“Those steps have kept me healthy,” she said.
I figured that was true. The UPS driver had learned to wait patiently on the stoop for her signature as she made her way slowly down that gently curving 19th century stairway. Lillian continued to walk up and down those stairs (and an outdoor circular staircase to her garden) until the last year of her life, when she was in her late 90s. That’s the year she also took her first antibiotic.
I think about Lillian and her stairs often, because 8 years ago I moved to a fifth floor apartment. I also smoked my last cigarette, which wasn’t too hard, because I wasn’t a regular smoker. That last cigarette was in New Delhi, where I’d gone to research a book. It was a rough, unfiltered cigarette and it knocked my lungs into submission, and afterwards I could barely breathe. I realized that my body had become incapable of processing even occasional puffs of a cigarette. These days, I can’t imagine having one. Especially when I’m beginning my ascent of the stairs to my aerie.
Like Lillian, I believe that this casual, forced exercise has helped me stay more fit, and kept my lungs and heart in better shape than all the visits I make to the gym to run, swim or lift weights. This is an easy way to stay sort of fit, but I’m aware that many people in the US, especially in suburban or rural areas, don’t have the opportunity to walk much, or climb stairs. For them, exercising can mean a time-consuming trip to the gym. For me, in NYC, movement is part of daily life, but I think if I lived in a single floor house in an area where it is hard to walk, I might resort to dancing at home. Even by myself.
This guy above is 91: Dick Van Dyke dancing on a piano.
Below, Dick Van Dyke dances with Mary Tyler Moore and Sylvia Lewis in his younger days.
We all can make little changes that decrease the effects of aging, and it is a good idea to start when we are in our 20s. These are the self-help exercise cliches: choosing stairs, parking on the far side of the lot, skipping the moving sidewalks. But they work. Even being conscious about the way we walk down the stairs. Every time I touch a railing or adjust my angle going down steps I think about this interview with actor Dick Van Dyke, in which he offers his secret to being fit enough to dance at age 90. His advice: never turn your body sideways going down. Even though it might feel easier, doing that hurts your body, while walking straight down builds your knees. My advice? Spend your days building.
Further information about this story
A portrait of my neighbor, Lillian Ben Zion, with mention of her husband, a well known artist.
Good news: Exercise rates are rising for Americans who live in rural areas.
News from the streets for all of us:
Merkins, aka “Kitty Carpets,” first appeared in the 15th century, when bald pubic areas were a sign of lice or venereal disease.

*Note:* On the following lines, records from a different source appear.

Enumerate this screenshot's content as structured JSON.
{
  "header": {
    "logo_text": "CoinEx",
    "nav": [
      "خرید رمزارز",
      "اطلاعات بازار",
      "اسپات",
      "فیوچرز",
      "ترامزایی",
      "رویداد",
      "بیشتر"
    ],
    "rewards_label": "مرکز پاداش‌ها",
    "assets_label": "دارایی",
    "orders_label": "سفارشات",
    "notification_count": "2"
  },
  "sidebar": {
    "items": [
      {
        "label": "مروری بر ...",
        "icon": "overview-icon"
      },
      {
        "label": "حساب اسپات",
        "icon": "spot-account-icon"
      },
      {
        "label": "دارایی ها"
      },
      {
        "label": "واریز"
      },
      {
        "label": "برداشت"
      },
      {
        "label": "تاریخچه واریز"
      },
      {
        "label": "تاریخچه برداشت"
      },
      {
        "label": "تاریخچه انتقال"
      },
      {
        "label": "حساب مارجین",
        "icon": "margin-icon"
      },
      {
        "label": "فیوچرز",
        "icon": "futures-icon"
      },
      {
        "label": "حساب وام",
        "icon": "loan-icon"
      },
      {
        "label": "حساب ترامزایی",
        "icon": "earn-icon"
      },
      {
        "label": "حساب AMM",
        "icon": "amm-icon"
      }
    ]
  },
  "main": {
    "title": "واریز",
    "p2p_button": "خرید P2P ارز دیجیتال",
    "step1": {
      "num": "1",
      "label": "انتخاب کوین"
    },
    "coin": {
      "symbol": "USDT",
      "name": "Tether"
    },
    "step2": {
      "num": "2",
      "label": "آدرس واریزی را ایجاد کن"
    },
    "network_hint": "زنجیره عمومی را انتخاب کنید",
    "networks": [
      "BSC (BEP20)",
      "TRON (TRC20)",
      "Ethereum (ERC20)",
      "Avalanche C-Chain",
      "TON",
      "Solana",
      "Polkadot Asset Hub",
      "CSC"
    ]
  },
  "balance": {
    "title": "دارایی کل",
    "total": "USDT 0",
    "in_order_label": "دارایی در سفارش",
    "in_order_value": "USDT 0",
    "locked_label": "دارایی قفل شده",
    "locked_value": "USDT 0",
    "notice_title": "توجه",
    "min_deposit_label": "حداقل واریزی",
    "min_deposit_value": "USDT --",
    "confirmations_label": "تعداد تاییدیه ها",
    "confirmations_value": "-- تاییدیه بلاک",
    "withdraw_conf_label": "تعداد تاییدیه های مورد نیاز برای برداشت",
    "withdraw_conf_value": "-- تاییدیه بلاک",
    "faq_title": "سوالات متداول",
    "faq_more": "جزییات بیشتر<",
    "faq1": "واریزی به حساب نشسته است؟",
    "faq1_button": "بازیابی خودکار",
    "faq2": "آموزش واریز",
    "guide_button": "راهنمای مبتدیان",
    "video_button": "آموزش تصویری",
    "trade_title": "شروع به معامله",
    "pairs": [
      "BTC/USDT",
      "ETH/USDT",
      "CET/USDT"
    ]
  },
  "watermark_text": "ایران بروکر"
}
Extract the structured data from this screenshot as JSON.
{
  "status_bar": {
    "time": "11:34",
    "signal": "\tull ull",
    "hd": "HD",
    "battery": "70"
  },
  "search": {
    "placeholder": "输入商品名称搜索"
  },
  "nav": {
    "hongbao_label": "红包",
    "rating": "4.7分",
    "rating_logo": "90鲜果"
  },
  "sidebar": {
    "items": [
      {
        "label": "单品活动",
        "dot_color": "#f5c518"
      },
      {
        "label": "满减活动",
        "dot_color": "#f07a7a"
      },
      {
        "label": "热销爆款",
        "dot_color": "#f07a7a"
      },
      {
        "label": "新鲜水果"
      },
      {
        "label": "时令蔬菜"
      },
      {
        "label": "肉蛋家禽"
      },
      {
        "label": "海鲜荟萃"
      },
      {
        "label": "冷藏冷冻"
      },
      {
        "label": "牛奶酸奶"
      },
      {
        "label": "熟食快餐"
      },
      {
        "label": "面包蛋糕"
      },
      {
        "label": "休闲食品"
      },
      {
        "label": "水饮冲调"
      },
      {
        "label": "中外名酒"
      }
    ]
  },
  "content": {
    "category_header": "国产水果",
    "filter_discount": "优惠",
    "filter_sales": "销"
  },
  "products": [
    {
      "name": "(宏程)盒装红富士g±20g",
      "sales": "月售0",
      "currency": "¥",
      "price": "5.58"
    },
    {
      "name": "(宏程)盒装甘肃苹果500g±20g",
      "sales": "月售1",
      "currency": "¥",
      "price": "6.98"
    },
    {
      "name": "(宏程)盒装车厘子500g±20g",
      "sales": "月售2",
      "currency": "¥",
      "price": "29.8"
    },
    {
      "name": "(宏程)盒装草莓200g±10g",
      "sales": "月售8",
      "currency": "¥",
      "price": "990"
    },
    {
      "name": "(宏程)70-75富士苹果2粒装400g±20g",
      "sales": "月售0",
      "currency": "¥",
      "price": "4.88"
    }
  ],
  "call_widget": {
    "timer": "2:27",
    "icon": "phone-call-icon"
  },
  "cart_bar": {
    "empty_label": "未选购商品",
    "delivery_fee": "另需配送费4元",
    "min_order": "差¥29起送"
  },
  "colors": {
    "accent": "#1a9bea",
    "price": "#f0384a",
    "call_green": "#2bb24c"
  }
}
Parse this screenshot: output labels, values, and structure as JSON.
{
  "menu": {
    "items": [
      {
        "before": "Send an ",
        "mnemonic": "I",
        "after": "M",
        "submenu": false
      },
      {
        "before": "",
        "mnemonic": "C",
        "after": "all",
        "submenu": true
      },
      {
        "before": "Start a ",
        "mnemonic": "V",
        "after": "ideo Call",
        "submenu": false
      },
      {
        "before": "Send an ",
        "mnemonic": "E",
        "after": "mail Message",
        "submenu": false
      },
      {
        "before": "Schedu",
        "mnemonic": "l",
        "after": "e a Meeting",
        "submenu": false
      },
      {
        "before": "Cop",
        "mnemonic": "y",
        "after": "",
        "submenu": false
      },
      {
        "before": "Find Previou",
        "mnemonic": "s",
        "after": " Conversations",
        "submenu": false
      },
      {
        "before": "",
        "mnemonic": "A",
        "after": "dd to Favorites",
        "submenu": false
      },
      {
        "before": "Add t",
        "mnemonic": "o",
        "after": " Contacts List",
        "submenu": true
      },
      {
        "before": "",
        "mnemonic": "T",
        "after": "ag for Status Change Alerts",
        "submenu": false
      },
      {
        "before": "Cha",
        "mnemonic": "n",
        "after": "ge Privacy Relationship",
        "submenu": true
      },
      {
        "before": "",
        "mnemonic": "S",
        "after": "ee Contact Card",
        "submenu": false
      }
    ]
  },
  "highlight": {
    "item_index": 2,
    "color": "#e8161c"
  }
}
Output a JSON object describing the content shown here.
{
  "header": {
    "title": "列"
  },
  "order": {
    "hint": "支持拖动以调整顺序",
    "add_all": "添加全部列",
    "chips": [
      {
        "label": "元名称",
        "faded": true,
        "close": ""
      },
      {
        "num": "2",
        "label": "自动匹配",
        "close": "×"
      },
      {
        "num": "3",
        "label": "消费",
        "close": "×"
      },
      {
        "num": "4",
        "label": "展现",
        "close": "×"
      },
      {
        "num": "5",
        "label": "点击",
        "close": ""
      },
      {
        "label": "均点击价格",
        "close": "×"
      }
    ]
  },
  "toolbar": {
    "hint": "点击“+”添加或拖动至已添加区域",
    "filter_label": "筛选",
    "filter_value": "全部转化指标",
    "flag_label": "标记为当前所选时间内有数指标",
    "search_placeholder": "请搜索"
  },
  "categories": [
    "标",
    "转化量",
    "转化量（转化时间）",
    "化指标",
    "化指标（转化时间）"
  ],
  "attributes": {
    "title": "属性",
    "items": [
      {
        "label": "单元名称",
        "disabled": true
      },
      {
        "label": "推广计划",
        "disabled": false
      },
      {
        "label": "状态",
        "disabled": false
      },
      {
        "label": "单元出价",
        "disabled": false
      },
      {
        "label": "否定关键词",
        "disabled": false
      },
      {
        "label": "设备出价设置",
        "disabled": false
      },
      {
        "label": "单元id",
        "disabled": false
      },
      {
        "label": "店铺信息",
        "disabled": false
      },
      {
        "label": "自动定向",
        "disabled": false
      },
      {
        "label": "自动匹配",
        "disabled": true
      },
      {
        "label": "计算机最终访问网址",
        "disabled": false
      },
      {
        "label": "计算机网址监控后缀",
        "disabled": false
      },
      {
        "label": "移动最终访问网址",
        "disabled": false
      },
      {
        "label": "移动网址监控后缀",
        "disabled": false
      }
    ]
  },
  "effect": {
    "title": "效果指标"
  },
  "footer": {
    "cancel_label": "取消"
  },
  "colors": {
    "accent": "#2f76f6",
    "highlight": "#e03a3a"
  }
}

These days, with everyone living longer, hair loss down there is also a common sign of aging in both men and women, meaning there’s still a market for merkins.
This salt and pepper merkin is for sale online.
Pete Hamill has been around the block and written about it in tabloids, novels, magazines and movies. You’ll enjoy this loving profile of an 84-year-old with a variety of health problems who is still building every day.
If someone you know starts making bad financial decisions in mid-life or later, pay attention. Eric Chess, MD, of Denver’s Knoebel Institute for Healthy Aging, has found that impulsive and irrational financial decisions can be early warning signs of Alzheimer’s. Maybe it’s time for financial advisors to watch out for potential dementia while they are siphoning fees out of our money.
From the Department of Startling News: Experts say phones aren’t conducive to deep meditation
Scholars of Buddhism say that meditation apps mask anxiety and increase tech addiction.